Exercise requirements:
Retype the whole listing that follows, line for line.

──────── Data for processing ────────

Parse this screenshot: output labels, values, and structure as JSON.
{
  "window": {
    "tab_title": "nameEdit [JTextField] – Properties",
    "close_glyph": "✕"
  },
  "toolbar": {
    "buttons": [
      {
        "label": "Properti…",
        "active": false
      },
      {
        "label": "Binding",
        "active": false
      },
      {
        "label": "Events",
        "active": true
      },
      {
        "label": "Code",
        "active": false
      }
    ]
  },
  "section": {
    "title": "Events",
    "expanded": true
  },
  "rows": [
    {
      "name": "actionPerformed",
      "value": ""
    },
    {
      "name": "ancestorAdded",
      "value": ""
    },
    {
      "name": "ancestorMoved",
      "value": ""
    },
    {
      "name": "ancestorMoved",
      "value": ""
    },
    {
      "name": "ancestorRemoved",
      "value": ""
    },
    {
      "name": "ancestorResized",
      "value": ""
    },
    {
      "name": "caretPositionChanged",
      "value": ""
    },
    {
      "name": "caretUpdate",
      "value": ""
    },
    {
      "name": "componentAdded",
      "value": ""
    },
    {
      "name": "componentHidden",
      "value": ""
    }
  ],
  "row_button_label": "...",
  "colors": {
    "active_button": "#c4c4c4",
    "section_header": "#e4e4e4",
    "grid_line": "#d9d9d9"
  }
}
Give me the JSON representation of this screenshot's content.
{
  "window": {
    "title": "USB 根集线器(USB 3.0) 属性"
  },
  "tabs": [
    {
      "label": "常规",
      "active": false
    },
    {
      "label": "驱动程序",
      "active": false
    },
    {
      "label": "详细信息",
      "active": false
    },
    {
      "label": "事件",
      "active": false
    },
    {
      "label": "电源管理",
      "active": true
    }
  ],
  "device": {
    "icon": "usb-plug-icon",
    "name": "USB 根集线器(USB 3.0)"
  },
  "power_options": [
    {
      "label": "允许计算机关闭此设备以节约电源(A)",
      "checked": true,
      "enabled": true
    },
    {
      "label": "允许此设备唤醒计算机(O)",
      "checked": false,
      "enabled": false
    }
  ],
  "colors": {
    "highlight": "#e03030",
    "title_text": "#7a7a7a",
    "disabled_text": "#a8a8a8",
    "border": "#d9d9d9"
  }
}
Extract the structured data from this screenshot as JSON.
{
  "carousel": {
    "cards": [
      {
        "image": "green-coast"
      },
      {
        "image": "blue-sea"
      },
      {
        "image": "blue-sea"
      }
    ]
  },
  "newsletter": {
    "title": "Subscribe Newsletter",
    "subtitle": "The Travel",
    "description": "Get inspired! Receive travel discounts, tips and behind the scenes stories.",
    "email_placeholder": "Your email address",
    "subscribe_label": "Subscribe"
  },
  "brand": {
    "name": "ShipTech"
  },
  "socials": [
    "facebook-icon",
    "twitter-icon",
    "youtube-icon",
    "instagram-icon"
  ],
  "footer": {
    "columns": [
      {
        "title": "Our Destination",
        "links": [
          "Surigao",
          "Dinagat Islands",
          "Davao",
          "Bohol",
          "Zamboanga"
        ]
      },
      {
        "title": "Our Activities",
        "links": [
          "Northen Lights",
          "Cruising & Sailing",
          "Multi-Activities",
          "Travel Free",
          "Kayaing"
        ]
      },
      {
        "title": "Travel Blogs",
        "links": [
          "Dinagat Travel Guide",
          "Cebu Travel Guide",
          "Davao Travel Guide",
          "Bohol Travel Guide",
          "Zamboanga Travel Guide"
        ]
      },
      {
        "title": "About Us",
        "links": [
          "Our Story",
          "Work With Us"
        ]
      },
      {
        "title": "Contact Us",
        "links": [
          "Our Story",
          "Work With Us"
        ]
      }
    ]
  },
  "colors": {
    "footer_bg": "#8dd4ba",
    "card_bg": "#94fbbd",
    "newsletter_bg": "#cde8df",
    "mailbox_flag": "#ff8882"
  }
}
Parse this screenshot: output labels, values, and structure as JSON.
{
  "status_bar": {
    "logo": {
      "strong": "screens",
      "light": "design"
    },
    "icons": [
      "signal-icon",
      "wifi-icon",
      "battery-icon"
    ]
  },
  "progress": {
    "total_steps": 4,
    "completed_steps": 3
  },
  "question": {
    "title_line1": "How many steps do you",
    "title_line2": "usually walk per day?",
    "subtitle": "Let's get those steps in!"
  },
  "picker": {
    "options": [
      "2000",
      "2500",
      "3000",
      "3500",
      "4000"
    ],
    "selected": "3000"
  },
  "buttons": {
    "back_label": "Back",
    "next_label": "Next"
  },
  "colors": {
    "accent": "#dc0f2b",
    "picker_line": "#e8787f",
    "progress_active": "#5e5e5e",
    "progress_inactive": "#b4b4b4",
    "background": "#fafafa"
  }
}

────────

Finished task:
Parse this screenshot: output labels, values, and structure as JSON.
{
  "window": {
    "tab_title": "nameEdit [JTextField] – Properties",
    "close_glyph": "✕"
  },
  "toolbar": {
    "buttons": [
      {
        "label": "Properti…",
        "active": false
      },
      {
        "label": "Binding",
        "active": false
      },
      {
        "label": "Events",
        "active": true
      },
      {
        "label": "Code",
        "active": false
      }
    ]
  },
  "section": {
    "title": "Events",
    "expanded": true
  },
  "rows": [
    {
      "name": "actionPerformed",
      "value": ""
    },
    {
      "name": "ancestorAdded",
      "value": ""
    },
    {
      "name": "ancestorMoved",
      "value": ""
    },
    {
      "name": "ancestorMoved",
      "value": ""
    },
    {
      "name": "ancestorRemoved",
      "value": ""
    },
    {
      "name": "ancestorResized",
      "value": ""
    },
    {
      "name": "caretPositionChanged",
      "value": ""
    },
    {
      "name": "caretUpdate",
      "value": ""
    },
    {
      "name": "componentAdded",
      "value": ""
    },
    {
      "name": "componentHidden",
      "value": ""
    }
  ],
  "row_button_label": "...",
  "colors": {
    "active_button": "#c4c4c4",
    "section_header": "#e4e4e4",
    "grid_line": "#d9d9d9"
  }
}
Give me the JSON representation of this screenshot's content.
{
  "window": {
    "title": "USB 根集线器(USB 3.0) 属性"
  },
  "tabs": [
    {
      "label": "常规",
      "active": false
    },
    {
      "label": "驱动程序",
      "active": false
    },
    {
      "label": "详细信息",
      "active": false
    },
    {
      "label": "事件",
      "active": false
    },
    {
      "label": "电源管理",
      "active": true
    }
  ],
  "device": {
    "icon": "usb-plug-icon",
    "name": "USB 根集线器(USB 3.0)"
  },
  "power_options": [
    {
      "label": "允许计算机关闭此设备以节约电源(A)",
      "checked": true,
      "enabled": true
    },
    {
      "label": "允许此设备唤醒计算机(O)",
      "checked": false,
      "enabled": false
    }
  ],
  "colors": {
    "highlight": "#e03030",
    "title_text": "#7a7a7a",
    "disabled_text": "#a8a8a8",
    "border": "#d9d9d9"
  }
}
Extract the structured data from this screenshot as JSON.
{
  "carousel": {
    "cards": [
      {
        "image": "green-coast"
      },
      {
        "image": "blue-sea"
      },
      {
        "image": "blue-sea"
      }
    ]
  },
  "newsletter": {
    "title": "Subscribe Newsletter",
    "subtitle": "The Travel",
    "description": "Get inspired! Receive travel discounts, tips and behind the scenes stories.",
    "email_placeholder": "Your email address",
    "subscribe_label": "Subscribe"
  },
  "brand": {
    "name": "ShipTech"
  },
  "socials": [
    "facebook-icon",
    "twitter-icon",
    "youtube-icon",
    "instagram-icon"
  ],
  "footer": {
    "columns": [
      {
        "title": "Our Destination",
        "links": [
          "Surigao",
          "Dinagat Islands",
          "Davao",
          "Bohol",
          "Zamboanga"
        ]
      },
      {
        "title": "Our Activities",
        "links": [
          "Northen Lights",
          "Cruising & Sailing",
          "Multi-Activities",
          "Travel Free",
          "Kayaing"
        ]
      },
      {
        "title": "Travel Blogs",
        "links": [
          "Dinagat Travel Guide",
          "Cebu Travel Guide",
          "Davao Travel Guide",
          "Bohol Travel Guide",
          "Zamboanga Travel Guide"
        ]
      },
      {
        "title": "About Us",
        "links": [
          "Our Story",
          "Work With Us"
        ]
      },
      {
        "title": "Contact Us",
        "links": [
          "Our Story",
          "Work With Us"
        ]
      }
    ]
  },
  "colors": {
    "footer_bg": "#8dd4ba",
    "card_bg": "#94fbbd",
    "newsletter_bg": "#cde8df",
    "mailbox_flag": "#ff8882"
  }
}
Parse this screenshot: output labels, values, and structure as JSON.
{
  "status_bar": {
    "logo": {
      "strong": "screens",
      "light": "design"
    },
    "icons": [
      "signal-icon",
      "wifi-icon",
      "battery-icon"
    ]
  },
  "progress": {
    "total_steps": 4,
    "completed_steps": 3
  },
  "question": {
    "title_line1": "How many steps do you",
    "title_line2": "usually walk per day?",
    "subtitle": "Let's get those steps in!"
  },
  "picker": {
    "options": [
      "2000",
      "2500",
      "3000",
      "3500",
      "4000"
    ],
    "selected": "3000"
  },
  "buttons": {
    "back_label": "Back",
    "next_label": "Next"
  },
  "colors": {
    "accent": "#dc0f2b",
    "picker_line": "#e8787f",
    "progress_active": "#5e5e5e",
    "progress_inactive": "#b4b4b4",
    "background": "#fafafa"
  }
}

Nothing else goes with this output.